genus Phytophthora, Phytophthora - destructive parasitic fungi causing brown rot in plants
fungus - an organism of the kingdom Fungi lacking chlorophyll and feeding on organic matter; ranging from unicellular or multicellular organisms to spore-bearing syncytia
References in periodicals archive ?
Firester's project, titled 'Modeling the Spatio-Temporal Dynamics of Phytophthora infestans on a Regional Scale,' mapped disease data and weather patterns to predict where spores that cause potato late blight would spread to next.
In Uganda, losses due to potato late blight reach up to 60%, forcing farmers to spray fungicides up to 15 times to protect their crops.
Phenotypic characterization of potato late blight resistance mediated by the broad-spectrum resistance gene RB.
Under the Plant Diseases national program and other ARS national programs, ARS researchers collaborate with university scientists, private industry, and other partners in efforts to sequence the genomes of major crop pathogens, including Phytophthora infestans, which causes potato late blight, Fusarium graminearum, the culprit behind wheat scab, and Candidatus Liberibacter asiaticus, which causes HLB in citrus.
The six case studies presented in this text explore the human consequences of plant disease epidemics, including the effects of wheat rust in the ancient Mediterranean Area and the Near East; Europe's 1846 yellow rust epidemic on rye; Europe's potato late blight and its contributions to the revolutions of 1848; crop loss in the Netherlands during WWI, 1914- 1918--productivity of major food crops in a long-term perspective; crop loss in Germany during WWI, 1914-1918--productivity of major food crops and the outcome of the war; and underrating and overestimating the effect of plant diseases on the course of history.
Plant defense genes associated with quantitative resistance to potato late blight in Solanum phureja x dihaploid S.
Island Sunshine (late), developed by organic farmers on Prince Edward Island, Canada, probably has the highest tolerance to potato late blight of any variety now being grown.
All of the varieties now cultivated commercially in the United States are highly susceptible to potato late blight, a family of fungal pathogens that turns tubers to mush and invariably kills any plant it infects.

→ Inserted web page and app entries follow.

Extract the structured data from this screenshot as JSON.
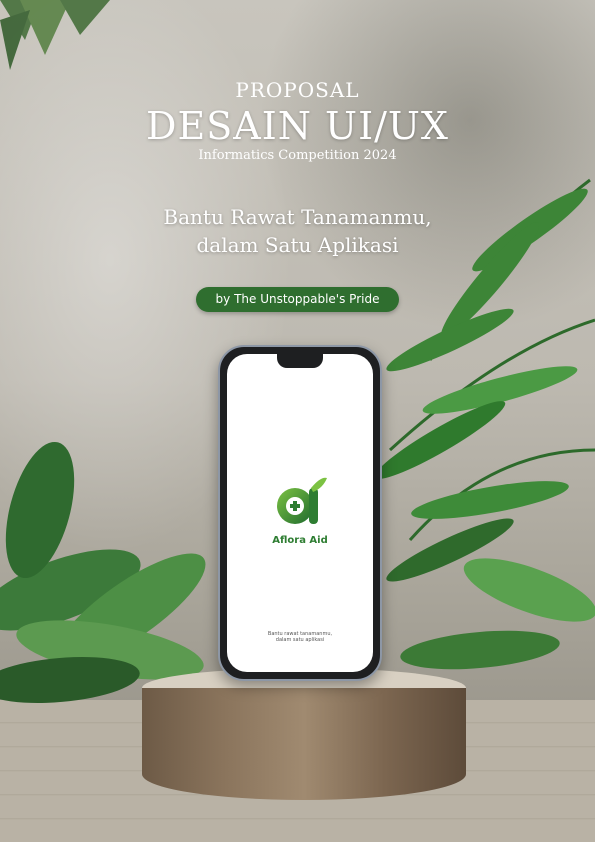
{
  "header": {
    "kicker": "PROPOSAL",
    "title": "DESAIN UI/UX",
    "event": "Informatics Competition 2024"
  },
  "tagline": {
    "line1": "Bantu Rawat Tanamanmu,",
    "line2": "dalam Satu Aplikasi"
  },
  "author": {
    "label": "by The Unstoppable's Pride"
  },
  "phone": {
    "app_name": "Aflora Aid",
    "app_tagline_line1": "Bantu rawat tanamanmu,",
    "app_tagline_line2": "dalam satu aplikasi"
  },
  "colors": {
    "brand_green": "#2e7d32",
    "pill_green": "#2f6e2f"
  }
}
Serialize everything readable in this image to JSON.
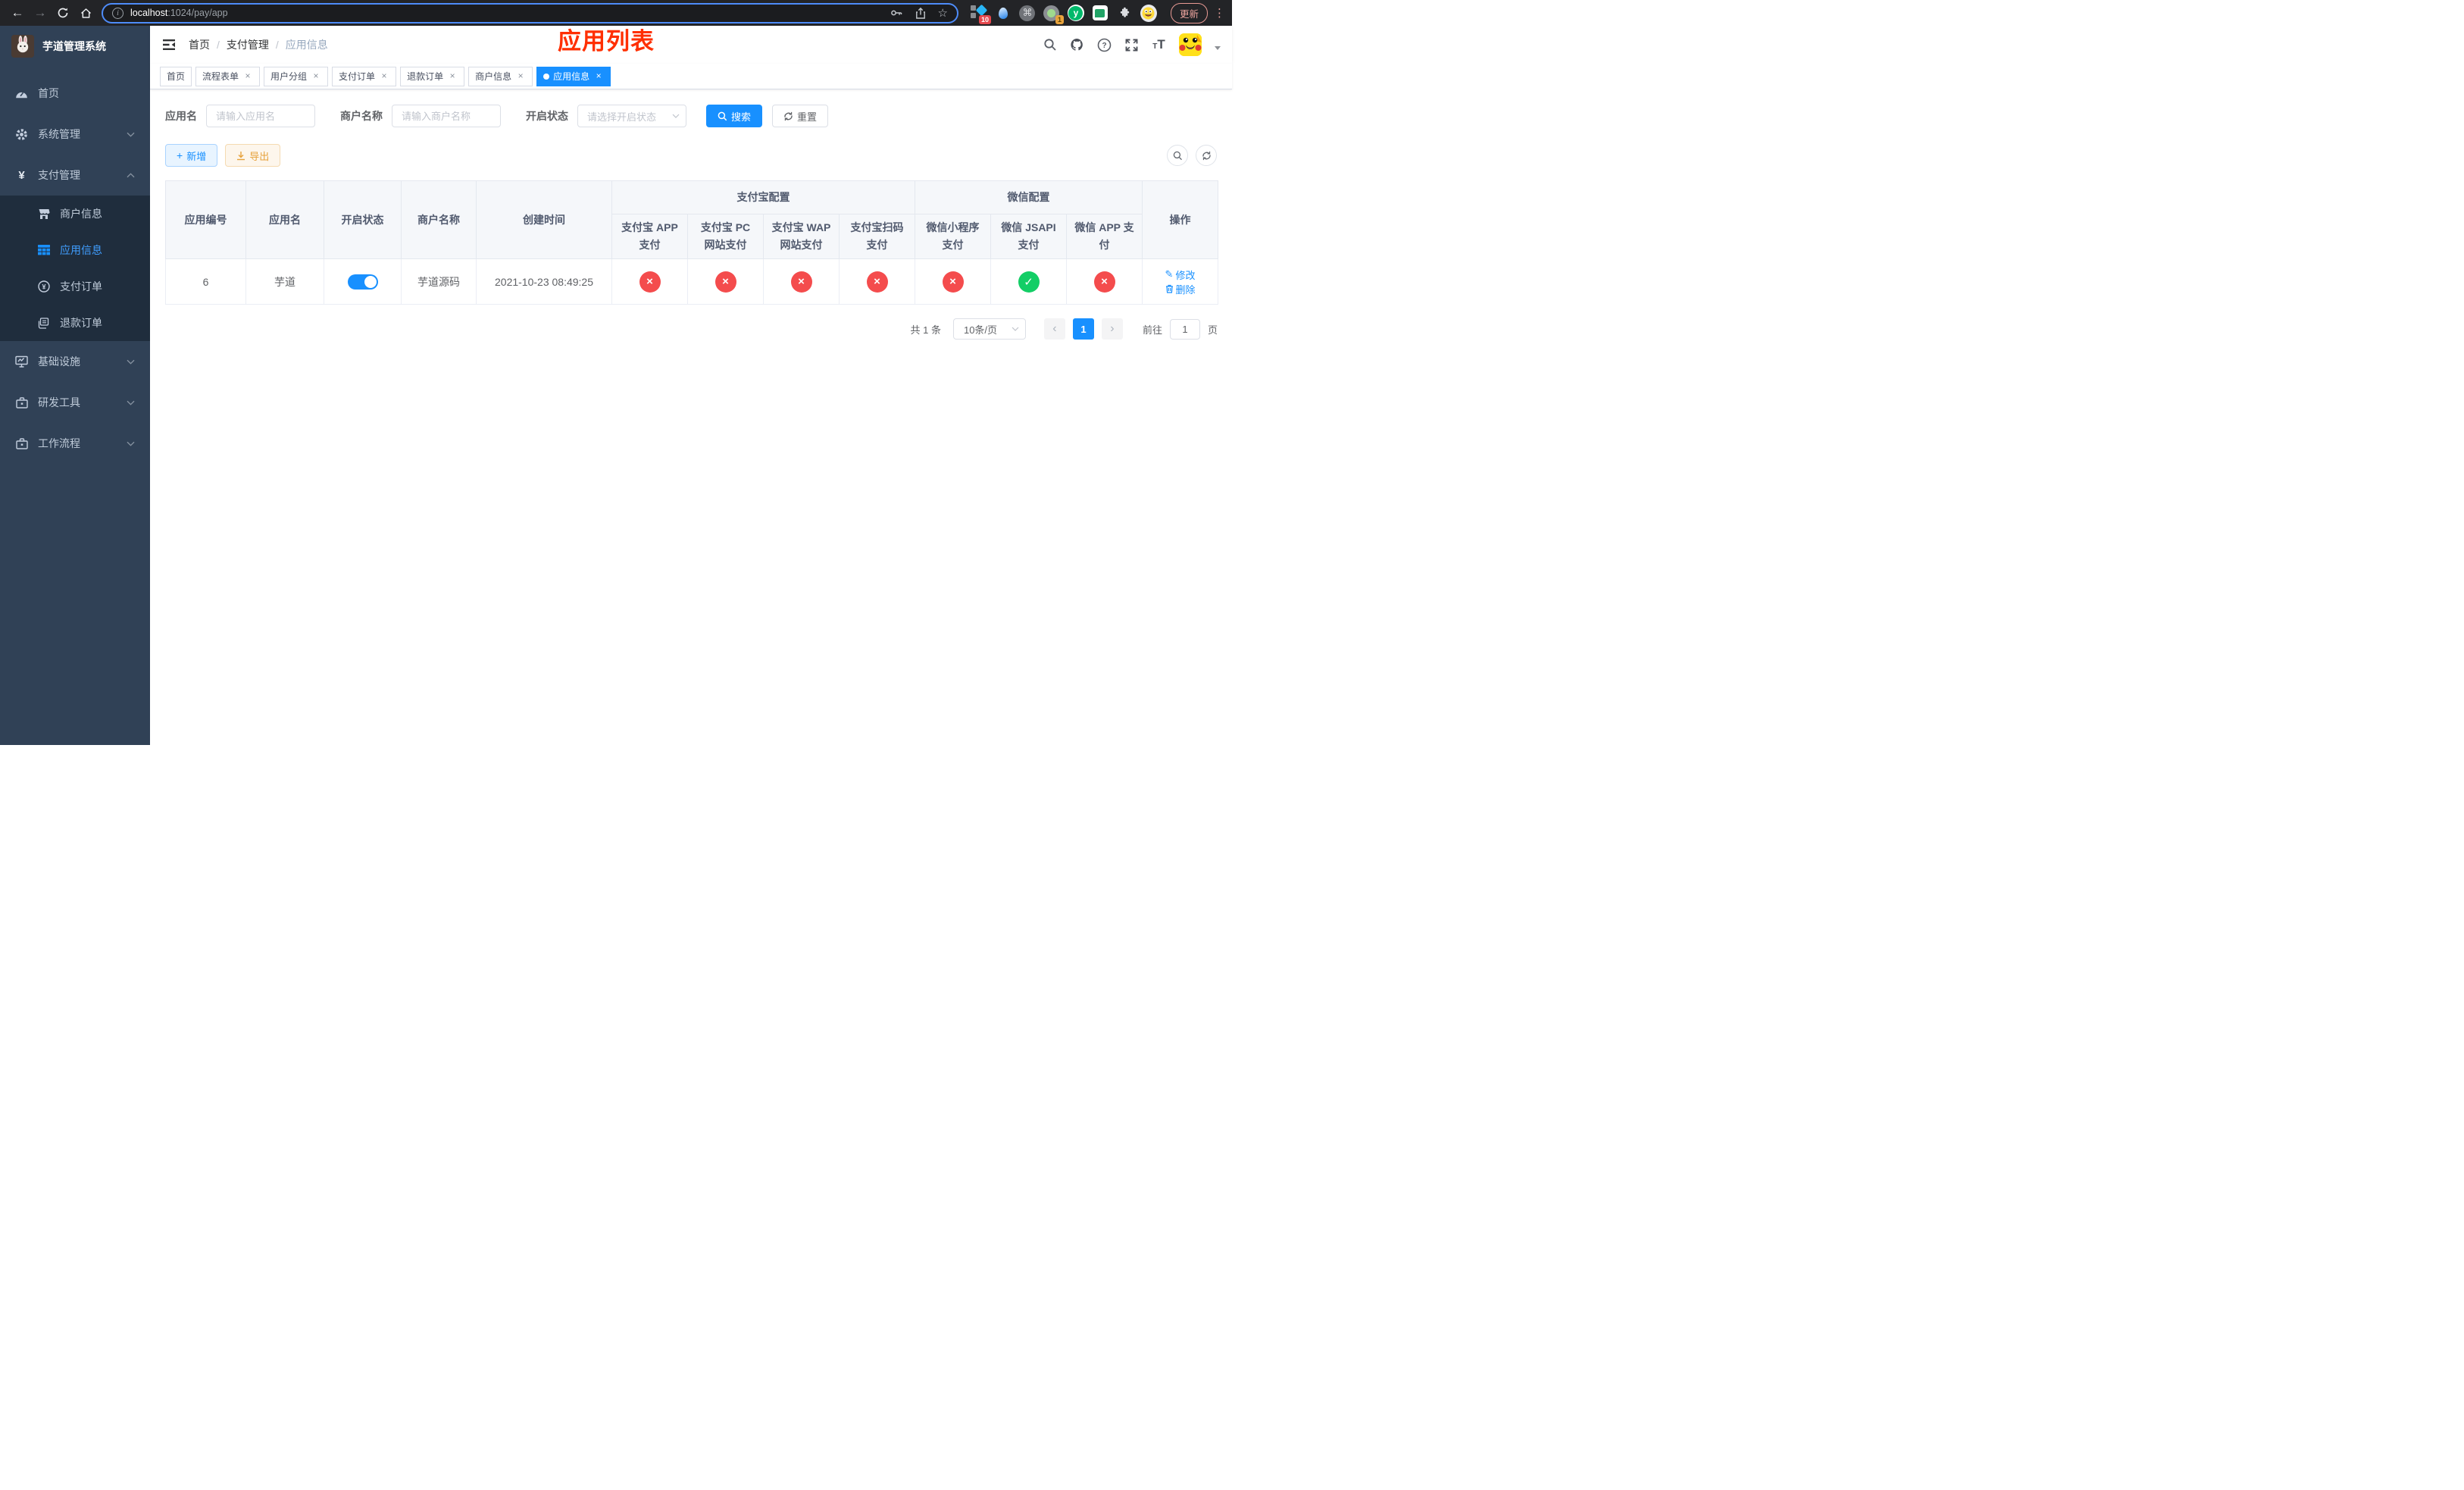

Potato late blight was under control in the mid-20th century, but in the past three decades has spread around the globe and now threatens vast swathes of Russia's agricultural land.